The Czech election was something of a shock to those who thought the ‘march of the populists in Europe’ is over Andrej Babis – who ‘shares the anti-migrant stance and hatred for EU refugee policy of Hungary’s premier Viktor Orban and Jaroslaw Kaczynski, leader of Poland’s ruling party’ – was the ‘clear winner’, says the FT. What’s more, the paper points out, the ‘far right’ won 11 per cent of the vote in the country's election. Yet for all the comparisons, ‘the tycoon insists he is no Mr Orban’. Although he was against the euro, Babis says he ‘is not anti-EU’. But this does not mean the Czech Republic's EU partners won't need to be ‘vigilant’, says the FT. ‘Young democracies’ are prone to ‘manipulation’ and a ‘retreat from democracy’ – which could be brought about by Babis's apparent view of 'checks and balances as encumbrances' – would be a ‘tragedy’. Despite the disquiet about Babis, though, ‘western states…should remember that the election of these governments reflects disquiet with the EU status quo’. And if they don’t deal with the ’underlying causes of that discontent’ before pushing ahead with the EU integration plan ’being advocated by Paris’, they should beware: ‘doing so might only exacerbate Europe’s east-west split — and weaken the EU itself.’.

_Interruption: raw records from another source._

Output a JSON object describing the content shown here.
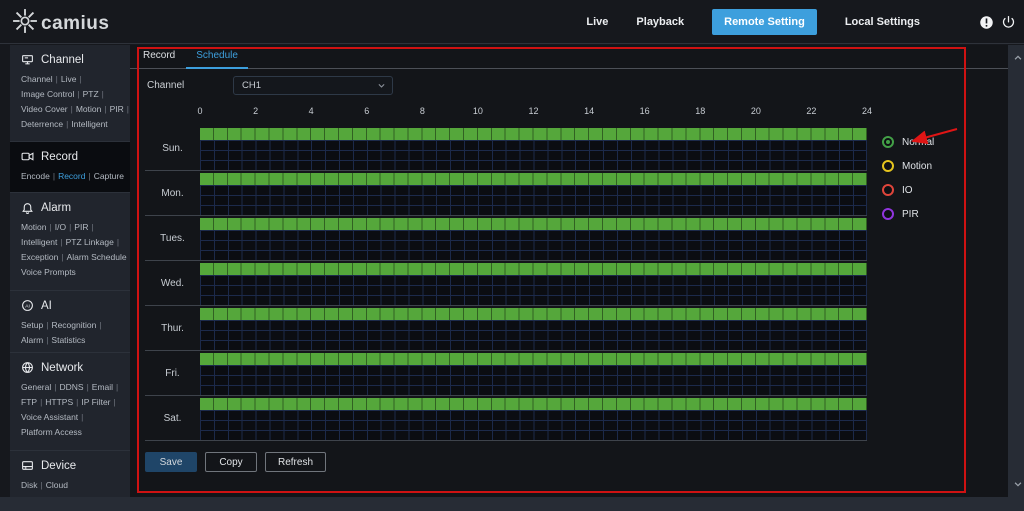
{
  "header": {
    "logo": "camius",
    "nav": [
      {
        "label": "Live",
        "active": false
      },
      {
        "label": "Playback",
        "active": false
      },
      {
        "label": "Remote Setting",
        "active": true
      },
      {
        "label": "Local Settings",
        "active": false
      }
    ],
    "icons": [
      "alert-icon",
      "power-icon"
    ]
  },
  "colors": {
    "accent_blue": "#3d9fdd",
    "schedule_green": "#55a73b",
    "annotation_red": "#cf1212",
    "save_button": "#1f4568"
  },
  "sidebar": {
    "sections": [
      {
        "title": "Channel",
        "icon": "channel-icon",
        "active": false,
        "lines": [
          {
            "items": [
              {
                "label": "Channel"
              },
              {
                "label": "Live"
              }
            ],
            "trail": true
          },
          {
            "items": [
              {
                "label": "Image Control"
              },
              {
                "label": "PTZ"
              }
            ],
            "trail": true
          },
          {
            "items": [
              {
                "label": "Video Cover"
              },
              {
                "label": "Motion"
              },
              {
                "label": "PIR"
              }
            ],
            "trail": true
          },
          {
            "items": [
              {
                "label": "Deterrence"
              },
              {
                "label": "Intelligent"
              }
            ],
            "trail": false
          }
        ]
      },
      {
        "title": "Record",
        "icon": "record-icon",
        "active": true,
        "lines": [
          {
            "items": [
              {
                "label": "Encode"
              },
              {
                "label": "Record",
                "active": true
              },
              {
                "label": "Capture"
              }
            ],
            "trail": false
          }
        ]
      },
      {
        "title": "Alarm",
        "icon": "alarm-icon",
        "active": false,
        "lines": [
          {
            "items": [
              {
                "label": "Motion"
              },
              {
                "label": "I/O"
              },
              {
                "label": "PIR"
              }
            ],
            "trail": true
          },
          {
            "items": [
              {
                "label": "Intelligent"
              },
              {
                "label": "PTZ Linkage"
              }
            ],
            "trail": true
          },
          {
            "items": [
              {
                "label": "Exception"
              },
              {
                "label": "Alarm Schedule"
              }
            ],
            "trail": true
          },
          {
            "items": [
              {
                "label": "Voice Prompts"
              }
            ],
            "trail": false
          }
        ]
      },
      {
        "title": "AI",
        "icon": "ai-icon",
        "active": false,
        "lines": [
          {
            "items": [
              {
                "label": "Setup"
              },
              {
                "label": "Recognition"
              }
            ],
            "trail": true
          },
          {
            "items": [
              {
                "label": "Alarm"
              },
              {
                "label": "Statistics"
              }
            ],
            "trail": false
          }
        ]
      },
      {
        "title": "Network",
        "icon": "network-icon",
        "active": false,
        "lines": [
          {
            "items": [
              {
                "label": "General"
              },
              {
                "label": "DDNS"
              },
              {
                "label": "Email"
              }
            ],
            "trail": true
          },
          {
            "items": [
              {
                "label": "FTP"
              },
              {
                "label": "HTTPS"
              },
              {
                "label": "IP Filter"
              }
            ],
            "trail": true
          },
          {
            "items": [
              {
                "label": "Voice Assistant"
              }
            ],
            "trail": true
          },
          {
            "items": [
              {
                "label": "Platform Access"
              }
            ],
            "trail": false
          }
        ]
      },
      {
        "title": "Device",
        "icon": "device-icon",
        "active": false,
        "lines": [
          {
            "items": [
              {
                "label": "Disk"
              },
              {
                "label": "Cloud"
              }
            ],
            "trail": false
          }
        ]
      }
    ]
  },
  "main": {
    "tabs": [
      {
        "label": "Record",
        "active": false
      },
      {
        "label": "Schedule",
        "active": true
      }
    ],
    "channel_label": "Channel",
    "channel_value": "CH1",
    "schedule": {
      "hours": [
        "0",
        "2",
        "4",
        "6",
        "8",
        "10",
        "12",
        "14",
        "16",
        "18",
        "20",
        "22",
        "24"
      ],
      "record_types": [
        "Normal",
        "Motion",
        "IO",
        "PIR"
      ],
      "cells_per_day": 48,
      "data": [
        {
          "day": "Sun.",
          "normal": [
            [
              0,
              24
            ]
          ],
          "motion": [],
          "io": [],
          "pir": []
        },
        {
          "day": "Mon.",
          "normal": [
            [
              0,
              24
            ]
          ],
          "motion": [],
          "io": [],
          "pir": []
        },
        {
          "day": "Tues.",
          "normal": [
            [
              0,
              24
            ]
          ],
          "motion": [],
          "io": [],
          "pir": []
        },
        {
          "day": "Wed.",
          "normal": [
            [
              0,
              24
            ]
          ],
          "motion": [],
          "io": [],
          "pir": []
        },
        {
          "day": "Thur.",
          "normal": [
            [
              0,
              24
            ]
          ],
          "motion": [],
          "io": [],
          "pir": []
        },
        {
          "day": "Fri.",
          "normal": [
            [
              0,
              24
            ]
          ],
          "motion": [],
          "io": [],
          "pir": []
        },
        {
          "day": "Sat.",
          "normal": [
            [
              0,
              24
            ]
          ],
          "motion": [],
          "io": [],
          "pir": []
        }
      ]
    },
    "legend": [
      {
        "label": "Normal",
        "color": "#43a047",
        "selected": true
      },
      {
        "label": "Motion",
        "color": "#e5c41e",
        "selected": false
      },
      {
        "label": "IO",
        "color": "#df453b",
        "selected": false
      },
      {
        "label": "PIR",
        "color": "#9135de",
        "selected": false
      }
    ],
    "buttons": [
      {
        "label": "Save",
        "primary": true
      },
      {
        "label": "Copy",
        "primary": false
      },
      {
        "label": "Refresh",
        "primary": false
      }
    ]
  },
  "annotations": {
    "highlight_box_color": "#cf1212",
    "arrow_color": "#e01515",
    "arrow_points_to": "Normal"
  }
}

In the next 25 years, Britain’s population will rise to 72.9million. This increase is partly good news, says the Daily Telegraph. It shows that people are living longer. Yet it also means ‘serious challenges’ lie ahead. With the crisis in social care already biting, ‘the Government has to find a formula that fairly shifts some of the burden from the taxpayer to the individual and their family’, the paper argues. Measures to help funding such as ‘old age insurance’ need to become more widespread. But there also needs to be a shift in thinking, argues the paper: ‘strong families’ where younger people look after their relatives are another answer for addressing the problem. Whatever the solution is, however, the Telegraph says that the ‘left’ are wrong to talk of a ‘generational war’ between young and old. There is no such thing, argues the Telegraph; and the ongoing dilemma of how we look after our ageing population is ‘just the consequences of a lack of imagination and action in policy’, concludes the paper. ‘Britain needs to invest in its future now’, says the Telegraph.
The Sun focuses on another reason for the population boom: rising levels of immigration. ‘When Tony Blair and his cronies opened the doors’ to Britain in 2004, there was no thought for what this influx would do to ‘our public services’, argues the paper. Now, we’re left with ‘over-stretched hospitals, packed classrooms and housing shortages’. After Brexit, things will be different and ‘we’ll be able to control our borders again. But that doesn’t mean we’re going to pull up the drawbridge’. Britain's departure from the EU won’t put a stop to immigration, says the Sun, which points out how vital those who come to Britain to work are for the country’s economy. But whatever ‘level of immigration we decide is right for Britain’ it’s ‘vital’ the Government prepares this time around and doesn’t make the same ‘terrible mistake’ as before.